"It's been a hard decision to retire," Lazeo said. "I feel like I could probably play another year, but who doesn't? Your mind tells you one thing, or your heart tells you one thing, but your body tells you another."
Lazeo's longevity at such a physical position (he mostly played guard this past season, but occasionally rotated to other OL spots) is quite impressive. There are very few CFL players who can last 14 seasons; even legendary receiver Ben Cahoon only played 13 before finally hanging up his cleats earlier this offseason. For a guy in the trenches like Lazeo, taking and distributing hits on every play, lasting this long in this league is very impressive, as teams are continually trying to get younger and there's often a huge amount of personnel turnover.

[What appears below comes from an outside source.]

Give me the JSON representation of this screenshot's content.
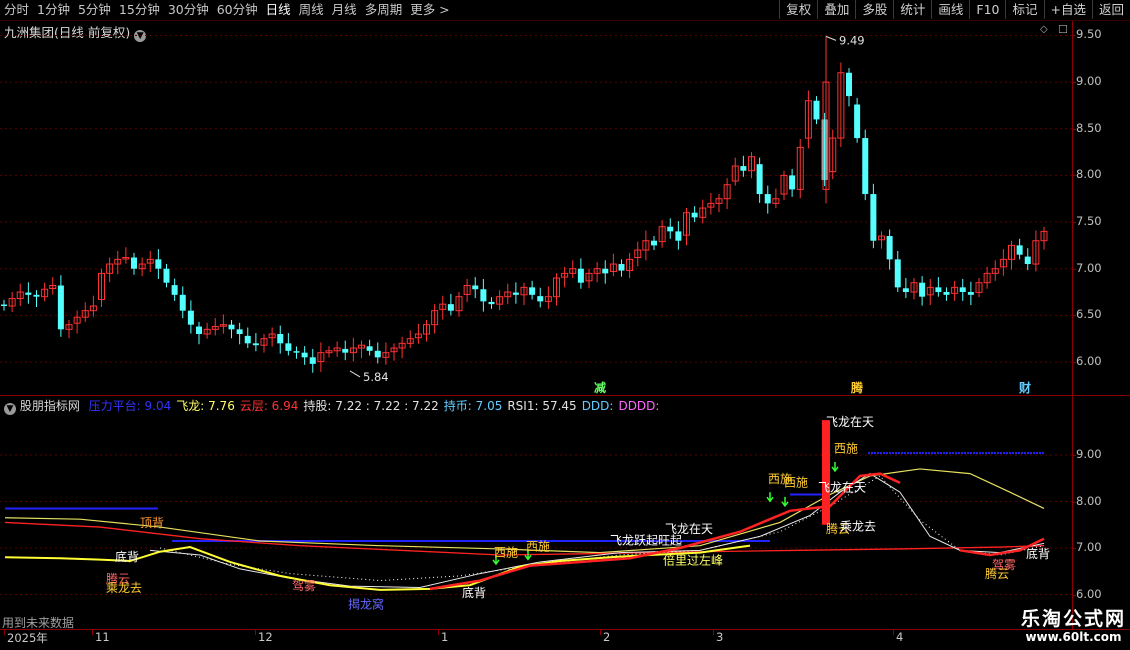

Lazeo also had some very notable highlights during his career, which took him from Saskatchewan to Winnipeg, back to Saskatchewan and then to Calgary. It may be his years with the Stampeders that are the most notable, though; on the team front, he helped them win the 2008 Grey Cup over Montreal, but on the offensive line front, he helped pave the way for Joffrey Reynolds to lead the league in rushing in both 2008 and 2009. It wasn't like that line fell off dramatically this season, either; Reynolds finished third in the league with 1,200 rushing yards, while Jon Cornish added another 618, giving Calgary the most rushing production from backs in the league.
The Calgary line was also solid in pass protection, paving the way for Henry Burris' great season that led to him picking up the league's Most Outstanding Player award last November. The Stampeders finished with a league-best 13-5 record, and a large part of the reason why was thanks to the great blocking they got from Lazeo and his comrades in the trenches.
"My four years here in Calgary have been the best of my football career and definitely the most memorable," Lazeo said. "It was 12 years before I won a championship."
He made his exit on a good note, picking up this year's "Presidents' Ring." It's an award given out annually by the Stampeders to the player "who combines excellence on the field with leadership, inspiration and motivational skills," as voted by the players. Many of his teammates chimed in with nice things to say about him, too, including kicker Rob Maver. That says a lot about what Lazeo meant to this team. He'll probably miss the camaraderie even if he doesn't miss the constant violence, but he's got a good job with plenty of teamwork opportunities lined up; he's going to join two of his former offensive line comrades, Jamie Crysdale and Jeff Pilon, in the company Gridiron Drilling and Blasting.The Stamps may miss Lazeo, though, and for more than just his appearances in charity videos. Replacing offensive linemen is never particularly easy, as much of the position isn't purely about skill, but also depends on the ability to work well with the other linemen, the quarterback and the running backs. There are plenty of talented guys out there, but it takes time to mould them into CFL stars.
Lazeo isn't their only departure, either. Another 37-year old Stampeder, receiver Ryan Thelwell (pictured at right scoring a touchdown in 2009 against Edmonton), made the decision to retire last week. Thelwell, from London, Ontario, finished his career with 441 catches for 6,728 yards and 39 touchdowns; he also won Grey Cups with B.C. in 2006 and with Calgary in 2008. He wasn't a huge part of the Calgary offence this past season, only picking up 125 yards and a touchdown on 12 catches, but he did provide veteran leadership in the receiving corps and helped to bring some of their younger players along. Without Thelwell and Lazeo, as well as other departures like that of defensive backs coach Corey Chamblin (now Hamilton's DC), it's going to be a different group in Calgary next season. We'll see if they prove as successful.